**Task instructions**.
Set down each entry exactly as given; pictures should not appear in the copy.

**Data for analysis**.
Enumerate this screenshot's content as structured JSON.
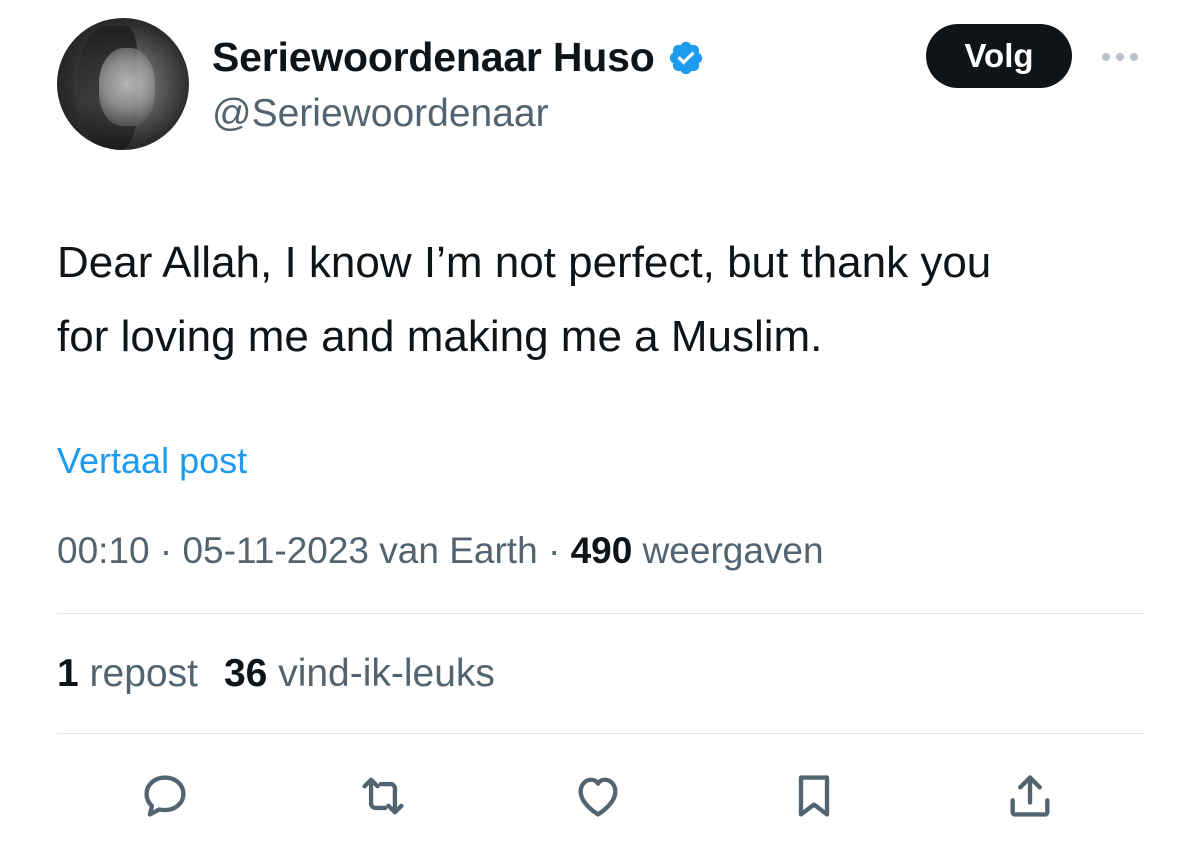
{
  "author": {
    "display_name": "Seriewoordenaar Huso",
    "handle": "@Seriewoordenaar",
    "verified": true
  },
  "follow_label": "Volg",
  "tweet": {
    "lines": [
      "Dear Allah, I know I’m not perfect, but thank you",
      "for loving me and making me a Muslim."
    ]
  },
  "translate_label": "Vertaal post",
  "meta": {
    "time": "00:10",
    "separator": "·",
    "date": "05-11-2023",
    "source": "van Earth",
    "views": "490",
    "views_label": "weergaven"
  },
  "stats": {
    "reposts": "1",
    "reposts_label": "repost",
    "likes": "36",
    "likes_label": "vind-ik-leuks"
  },
  "colors": {
    "text": "#0f1419",
    "secondary": "#536471",
    "accent": "#1d9bf0",
    "divider": "#e1e6ea"
  },
  "actions": [
    "reply-icon",
    "repost-icon",
    "like-icon",
    "bookmark-icon",
    "share-icon"
  ]
}
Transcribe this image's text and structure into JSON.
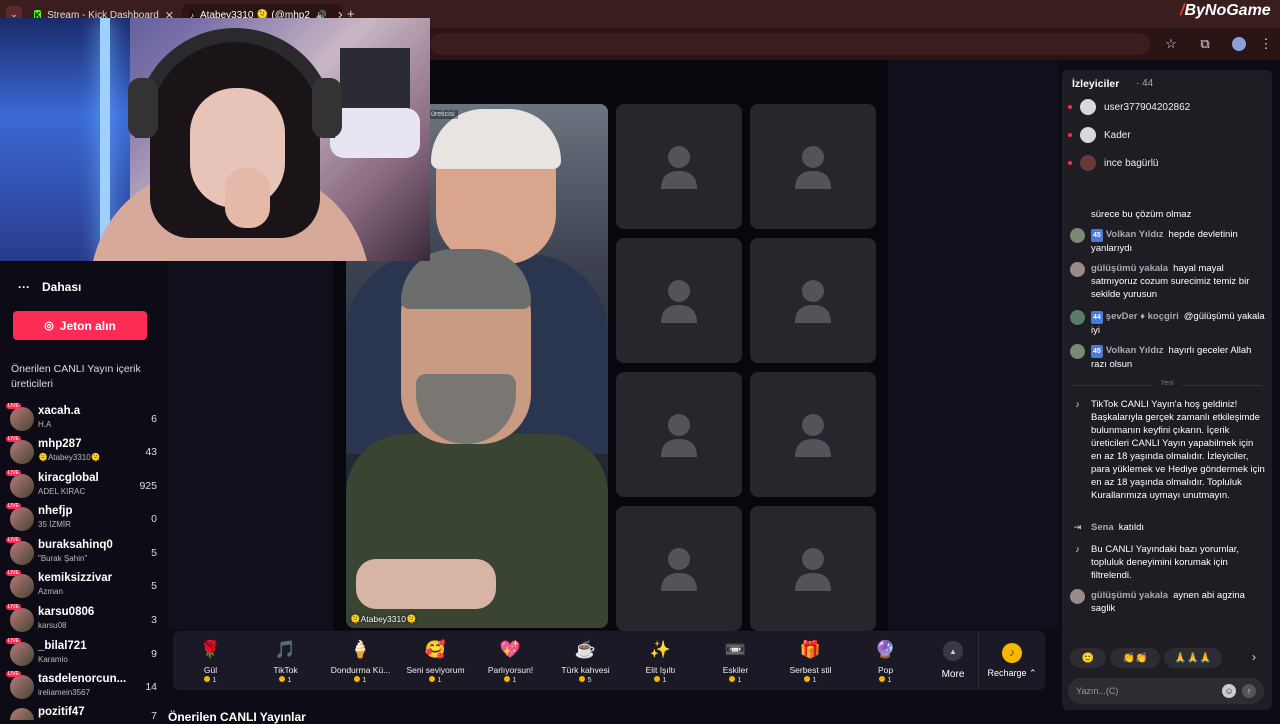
{
  "browser": {
    "tabs": [
      {
        "label": "Stream - Kick Dashboard"
      },
      {
        "label": "Atabey3310 🫠 (@mhp2"
      }
    ],
    "brand": "ByNoGame",
    "new_tab": "+",
    "close": "✕"
  },
  "sidebar": {
    "more_label": "Dahası",
    "coins_button": "Jeton alın",
    "suggested_title": "Önerilen CANLI Yayın içerik üreticileri",
    "creators": [
      {
        "name": "xacah.a",
        "sub": "H.A",
        "count": "6"
      },
      {
        "name": "mhp287",
        "sub": "🫠Atabey3310🫠",
        "count": "43"
      },
      {
        "name": "kiracglobal",
        "sub": "ADEL KIRAC",
        "count": "925"
      },
      {
        "name": "nhefjp",
        "sub": "35 İZMİR",
        "count": "0"
      },
      {
        "name": "buraksahinq0",
        "sub": "\"Burak Şahin\"",
        "count": "5"
      },
      {
        "name": "kemiksizzivar",
        "sub": "Azman",
        "count": "5"
      },
      {
        "name": "karsu0806",
        "sub": "karsu08",
        "count": "3"
      },
      {
        "name": "_bilal721",
        "sub": "Karamio",
        "count": "9"
      },
      {
        "name": "tasdelenorcun...",
        "sub": "ireliamein3567",
        "count": "14"
      },
      {
        "name": "pozitif47",
        "sub": "",
        "count": "7"
      }
    ]
  },
  "stage": {
    "host_tag": "üreticisi",
    "host_name": "🫠Atabey3310🫠"
  },
  "gifts": [
    {
      "name": "Gül",
      "price": "1",
      "icon": "🌹"
    },
    {
      "name": "TikTok",
      "price": "1",
      "icon": "🎵"
    },
    {
      "name": "Dondurma Kü...",
      "price": "1",
      "icon": "🍦"
    },
    {
      "name": "Seni seviyorum",
      "price": "1",
      "icon": "🥰"
    },
    {
      "name": "Parlıyorsun!",
      "price": "1",
      "icon": "💖"
    },
    {
      "name": "Türk kahvesi",
      "price": "5",
      "icon": "☕"
    },
    {
      "name": "Elit Işıltı",
      "price": "1",
      "icon": "✨"
    },
    {
      "name": "Eskiler",
      "price": "1",
      "icon": "📼"
    },
    {
      "name": "Serbest stil",
      "price": "1",
      "icon": "🎁"
    },
    {
      "name": "Pop",
      "price": "1",
      "icon": "🔮"
    }
  ],
  "gift_more": "More",
  "recharge": "Recharge ⌃",
  "bottom_title": "Önerilen CANLI Yayınlar",
  "chat": {
    "viewers_title": "İzleyiciler",
    "viewers_count": "· 44",
    "viewers": [
      {
        "name": "user377904202862"
      },
      {
        "name": "Kader"
      },
      {
        "name": "ince bagürlü"
      }
    ],
    "messages": [
      {
        "level": "",
        "name": "",
        "text": "sürece bu çözüm olmaz"
      },
      {
        "level": "45",
        "name": "Volkan Yıldız",
        "text": "hepde devletinin yanlarıydı"
      },
      {
        "level": "",
        "name": "gülüşümü yakala",
        "text": "hayal mayal satmıyoruz cozum surecimiz temiz bir sekilde yurusun"
      },
      {
        "level": "44",
        "name": "şevDer ♦ koçgiri",
        "text": "@gülüşümü yakala iyi"
      },
      {
        "level": "45",
        "name": "Volkan Yıldız",
        "text": "hayırlı geceler Allah razı olsun"
      }
    ],
    "divider": "Yeni",
    "system_welcome": "TikTok CANLI Yayın'a hoş geldiniz! Başkalarıyla gerçek zamanlı etkileşimde bulunmanın keyfini çıkarın. İçerik üreticileri CANLI Yayın yapabilmek için en az 18 yaşında olmalıdır. İzleyiciler, para yüklemek ve Hediye göndermek için en az 18 yaşında olmalıdır. Topluluk Kurallarımıza uymayı unutmayın.",
    "joined_name": "Sena",
    "joined_text": "katıldı",
    "system_filter": "Bu CANLI Yayındaki bazı yorumlar, topluluk deneyimini korumak için filtrelendi.",
    "last_name": "gülüşümü yakala",
    "last_text": "aynen abi agzina saglik",
    "reactions": [
      "🙂",
      "👏👏",
      "🙏🙏🙏"
    ],
    "input_placeholder": "Yazın...(C)"
  }
}
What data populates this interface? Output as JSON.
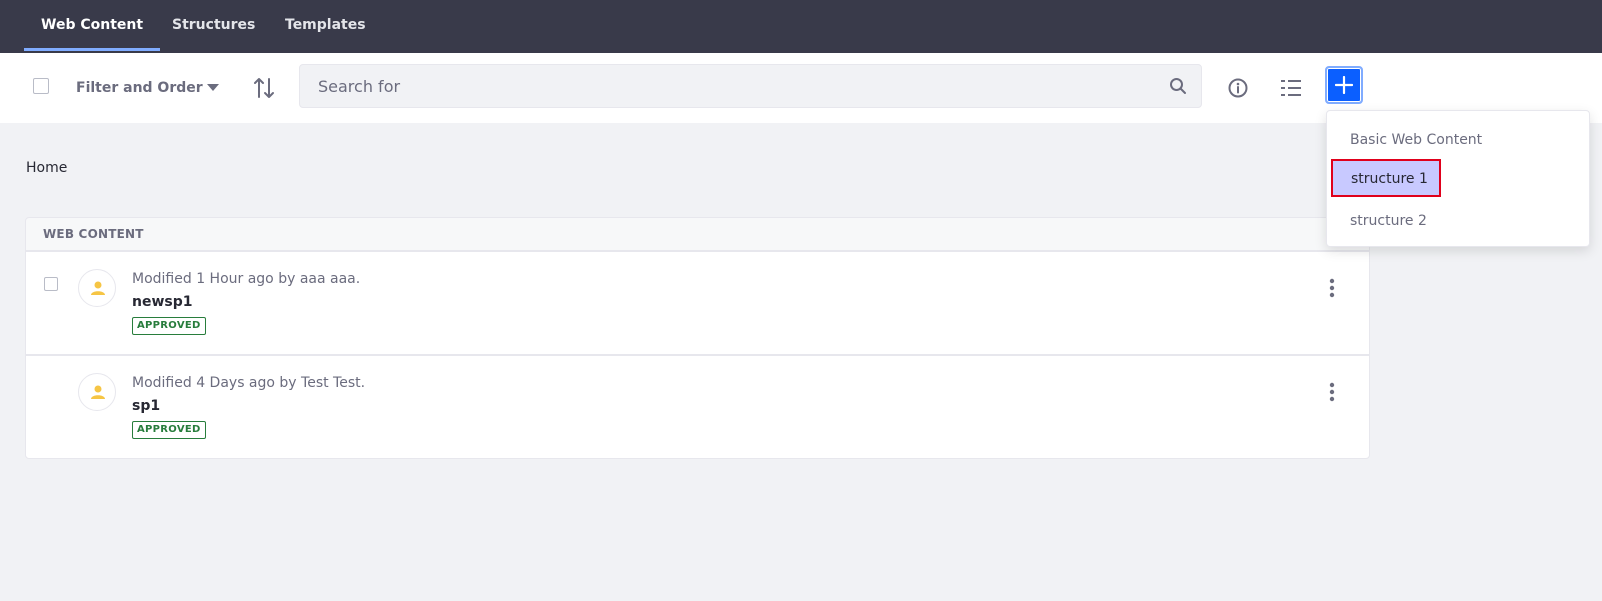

**Answer area**.
Enumerate this screenshot's content as structured JSON.
{
  "author": {
    "display_name": "Seriewoordenaar Huso",
    "handle": "@Seriewoordenaar",
    "verified": true
  },
  "follow_label": "Volg",
  "tweet": {
    "lines": [
      "Dear Allah, I know I’m not perfect, but thank you",
      "for loving me and making me a Muslim."
    ]
  },
  "translate_label": "Vertaal post",
  "meta": {
    "time": "00:10",
    "separator": "·",
    "date": "05-11-2023",
    "source": "van Earth",
    "views": "490",
    "views_label": "weergaven"
  },
  "stats": {
    "reposts": "1",
    "reposts_label": "repost",
    "likes": "36",
    "likes_label": "vind-ik-leuks"
  },
  "colors": {
    "text": "#0f1419",
    "secondary": "#536471",
    "accent": "#1d9bf0",
    "divider": "#e1e6ea"
  },
  "actions": [
    "reply-icon",
    "repost-icon",
    "like-icon",
    "bookmark-icon",
    "share-icon"
  ]
}
Transcribe this image's text and structure into JSON.
{
  "browser": {
    "tabs": [
      {
        "label": "Stream - Kick Dashboard"
      },
      {
        "label": "Atabey3310 🫠 (@mhp2"
      }
    ],
    "brand": "ByNoGame",
    "new_tab": "+",
    "close": "✕"
  },
  "sidebar": {
    "more_label": "Dahası",
    "coins_button": "Jeton alın",
    "suggested_title": "Önerilen CANLI Yayın içerik üreticileri",
    "creators": [
      {
        "name": "xacah.a",
        "sub": "H.A",
        "count": "6"
      },
      {
        "name": "mhp287",
        "sub": "🫠Atabey3310🫠",
        "count": "43"
      },
      {
        "name": "kiracglobal",
        "sub": "ADEL KIRAC",
        "count": "925"
      },
      {
        "name": "nhefjp",
        "sub": "35 İZMİR",
        "count": "0"
      },
      {
        "name": "buraksahinq0",
        "sub": "\"Burak Şahin\"",
        "count": "5"
      },
      {
        "name": "kemiksizzivar",
        "sub": "Azman",
        "count": "5"
      },
      {
        "name": "karsu0806",
        "sub": "karsu08",
        "count": "3"
      },
      {
        "name": "_bilal721",
        "sub": "Karamio",
        "count": "9"
      },
      {
        "name": "tasdelenorcun...",
        "sub": "ireliamein3567",
        "count": "14"
      },
      {
        "name": "pozitif47",
        "sub": "",
        "count": "7"
      }
    ]
  },
  "stage": {
    "host_tag": "üreticisi",
    "host_name": "🫠Atabey3310🫠"
  },
  "gifts": [
    {
      "name": "Gül",
      "price": "1",
      "icon": "🌹"
    },
    {
      "name": "TikTok",
      "price": "1",
      "icon": "🎵"
    },
    {
      "name": "Dondurma Kü...",
      "price": "1",
      "icon": "🍦"
    },
    {
      "name": "Seni seviyorum",
      "price": "1",
      "icon": "🥰"
    },
    {
      "name": "Parlıyorsun!",
      "price": "1",
      "icon": "💖"
    },
    {
      "name": "Türk kahvesi",
      "price": "5",
      "icon": "☕"
    },
    {
      "name": "Elit Işıltı",
      "price": "1",
      "icon": "✨"
    },
    {
      "name": "Eskiler",
      "price": "1",
      "icon": "📼"
    },
    {
      "name": "Serbest stil",
      "price": "1",
      "icon": "🎁"
    },
    {
      "name": "Pop",
      "price": "1",
      "icon": "🔮"
    }
  ],
  "gift_more": "More",
  "recharge": "Recharge ⌃",
  "bottom_title": "Önerilen CANLI Yayınlar",
  "chat": {
    "viewers_title": "İzleyiciler",
    "viewers_count": "· 44",
    "viewers": [
      {
        "name": "user377904202862"
      },
      {
        "name": "Kader"
      },
      {
        "name": "ince bagürlü"
      }
    ],
    "messages": [
      {
        "level": "",
        "name": "",
        "text": "sürece bu çözüm olmaz"
      },
      {
        "level": "45",
        "name": "Volkan Yıldız",
        "text": "hepde devletinin yanlarıydı"
      },
      {
        "level": "",
        "name": "gülüşümü yakala",
        "text": "hayal mayal satmıyoruz cozum surecimiz temiz bir sekilde yurusun"
      },
      {
        "level": "44",
        "name": "şevDer ♦ koçgiri",
        "text": "@gülüşümü yakala iyi"
      },
      {
        "level": "45",
        "name": "Volkan Yıldız",
        "text": "hayırlı geceler Allah razı olsun"
      }
    ],
    "divider": "Yeni",
    "system_welcome": "TikTok CANLI Yayın'a hoş geldiniz! Başkalarıyla gerçek zamanlı etkileşimde bulunmanın keyfini çıkarın. İçerik üreticileri CANLI Yayın yapabilmek için en az 18 yaşında olmalıdır. İzleyiciler, para yüklemek ve Hediye göndermek için en az 18 yaşında olmalıdır. Topluluk Kurallarımıza uymayı unutmayın.",
    "joined_name": "Sena",
    "joined_text": "katıldı",
    "system_filter": "Bu CANLI Yayındaki bazı yorumlar, topluluk deneyimini korumak için filtrelendi.",
    "last_name": "gülüşümü yakala",
    "last_text": "aynen abi agzina saglik",
    "reactions": [
      "🙂",
      "👏👏",
      "🙏🙏🙏"
    ],
    "input_placeholder": "Yazın...(C)"
  }
}
What data populates this interface? Output as JSON.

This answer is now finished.